● What you need to do
Write out the records that follow with every word intact.

● Extracted records
------------------------------

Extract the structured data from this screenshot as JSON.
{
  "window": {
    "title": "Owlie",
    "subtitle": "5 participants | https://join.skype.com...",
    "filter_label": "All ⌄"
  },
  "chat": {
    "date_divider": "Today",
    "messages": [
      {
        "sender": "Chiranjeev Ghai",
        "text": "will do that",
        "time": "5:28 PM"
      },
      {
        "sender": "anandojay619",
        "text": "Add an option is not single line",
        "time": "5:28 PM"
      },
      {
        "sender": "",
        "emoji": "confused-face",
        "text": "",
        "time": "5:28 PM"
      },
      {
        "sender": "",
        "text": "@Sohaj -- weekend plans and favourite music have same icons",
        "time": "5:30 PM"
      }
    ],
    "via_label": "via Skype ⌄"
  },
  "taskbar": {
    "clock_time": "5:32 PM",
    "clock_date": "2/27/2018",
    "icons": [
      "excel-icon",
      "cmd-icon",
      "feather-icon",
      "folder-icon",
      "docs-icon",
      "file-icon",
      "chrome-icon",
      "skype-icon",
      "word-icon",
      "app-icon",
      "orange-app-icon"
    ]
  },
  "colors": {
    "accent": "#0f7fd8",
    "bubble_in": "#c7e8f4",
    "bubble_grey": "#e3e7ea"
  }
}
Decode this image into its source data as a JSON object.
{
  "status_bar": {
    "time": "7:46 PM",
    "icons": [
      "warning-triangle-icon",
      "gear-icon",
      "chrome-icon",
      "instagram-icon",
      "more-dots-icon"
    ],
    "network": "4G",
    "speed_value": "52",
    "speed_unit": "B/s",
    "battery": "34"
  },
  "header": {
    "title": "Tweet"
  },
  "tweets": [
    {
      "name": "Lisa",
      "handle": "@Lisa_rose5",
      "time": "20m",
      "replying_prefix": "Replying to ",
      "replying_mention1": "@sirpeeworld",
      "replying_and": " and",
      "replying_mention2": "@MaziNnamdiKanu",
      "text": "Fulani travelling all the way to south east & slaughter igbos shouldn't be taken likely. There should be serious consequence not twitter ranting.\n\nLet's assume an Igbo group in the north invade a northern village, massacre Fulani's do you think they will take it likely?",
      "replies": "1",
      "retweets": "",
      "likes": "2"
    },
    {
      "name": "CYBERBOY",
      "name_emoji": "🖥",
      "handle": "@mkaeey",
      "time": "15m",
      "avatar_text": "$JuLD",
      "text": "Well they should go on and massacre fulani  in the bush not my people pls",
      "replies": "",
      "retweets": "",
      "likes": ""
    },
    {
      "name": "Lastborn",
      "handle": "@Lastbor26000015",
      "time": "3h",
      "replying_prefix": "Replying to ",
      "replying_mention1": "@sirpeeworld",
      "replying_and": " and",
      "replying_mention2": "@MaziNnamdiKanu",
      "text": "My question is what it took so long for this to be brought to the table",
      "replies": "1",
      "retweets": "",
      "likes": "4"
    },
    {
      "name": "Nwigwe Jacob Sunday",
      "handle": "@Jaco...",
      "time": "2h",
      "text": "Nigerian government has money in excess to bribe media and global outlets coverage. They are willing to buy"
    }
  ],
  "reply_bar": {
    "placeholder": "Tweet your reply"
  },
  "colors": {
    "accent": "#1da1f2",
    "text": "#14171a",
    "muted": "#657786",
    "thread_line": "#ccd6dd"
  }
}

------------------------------

● Task output
Extract the structured data from this screenshot as JSON.
{
  "window": {
    "title": "Owlie",
    "subtitle": "5 participants | https://join.skype.com...",
    "filter_label": "All ⌄"
  },
  "chat": {
    "date_divider": "Today",
    "messages": [
      {
        "sender": "Chiranjeev Ghai",
        "text": "will do that",
        "time": "5:28 PM"
      },
      {
        "sender": "anandojay619",
        "text": "Add an option is not single line",
        "time": "5:28 PM"
      },
      {
        "sender": "",
        "emoji": "confused-face",
        "text": "",
        "time": "5:28 PM"
      },
      {
        "sender": "",
        "text": "@Sohaj -- weekend plans and favourite music have same icons",
        "time": "5:30 PM"
      }
    ],
    "via_label": "via Skype ⌄"
  },
  "taskbar": {
    "clock_time": "5:32 PM",
    "clock_date": "2/27/2018",
    "icons": [
      "excel-icon",
      "cmd-icon",
      "feather-icon",
      "folder-icon",
      "docs-icon",
      "file-icon",
      "chrome-icon",
      "skype-icon",
      "word-icon",
      "app-icon",
      "orange-app-icon"
    ]
  },
  "colors": {
    "accent": "#0f7fd8",
    "bubble_in": "#c7e8f4",
    "bubble_grey": "#e3e7ea"
  }
}
Decode this image into its source data as a JSON object.
{
  "status_bar": {
    "time": "7:46 PM",
    "icons": [
      "warning-triangle-icon",
      "gear-icon",
      "chrome-icon",
      "instagram-icon",
      "more-dots-icon"
    ],
    "network": "4G",
    "speed_value": "52",
    "speed_unit": "B/s",
    "battery": "34"
  },
  "header": {
    "title": "Tweet"
  },
  "tweets": [
    {
      "name": "Lisa",
      "handle": "@Lisa_rose5",
      "time": "20m",
      "replying_prefix": "Replying to ",
      "replying_mention1": "@sirpeeworld",
      "replying_and": " and",
      "replying_mention2": "@MaziNnamdiKanu",
      "text": "Fulani travelling all the way to south east & slaughter igbos shouldn't be taken likely. There should be serious consequence not twitter ranting.\n\nLet's assume an Igbo group in the north invade a northern village, massacre Fulani's do you think they will take it likely?",
      "replies": "1",
      "retweets": "",
      "likes": "2"
    },
    {
      "name": "CYBERBOY",
      "name_emoji": "🖥",
      "handle": "@mkaeey",
      "time": "15m",
      "avatar_text": "$JuLD",
      "text": "Well they should go on and massacre fulani  in the bush not my people pls",
      "replies": "",
      "retweets": "",
      "likes": ""
    },
    {
      "name": "Lastborn",
      "handle": "@Lastbor26000015",
      "time": "3h",
      "replying_prefix": "Replying to ",
      "replying_mention1": "@sirpeeworld",
      "replying_and": " and",
      "replying_mention2": "@MaziNnamdiKanu",
      "text": "My question is what it took so long for this to be brought to the table",
      "replies": "1",
      "retweets": "",
      "likes": "4"
    },
    {
      "name": "Nwigwe Jacob Sunday",
      "handle": "@Jaco...",
      "time": "2h",
      "text": "Nigerian government has money in excess to bribe media and global outlets coverage. They are willing to buy"
    }
  ],
  "reply_bar": {
    "placeholder": "Tweet your reply"
  },
  "colors": {
    "accent": "#1da1f2",
    "text": "#14171a",
    "muted": "#657786",
    "thread_line": "#ccd6dd"
  }
}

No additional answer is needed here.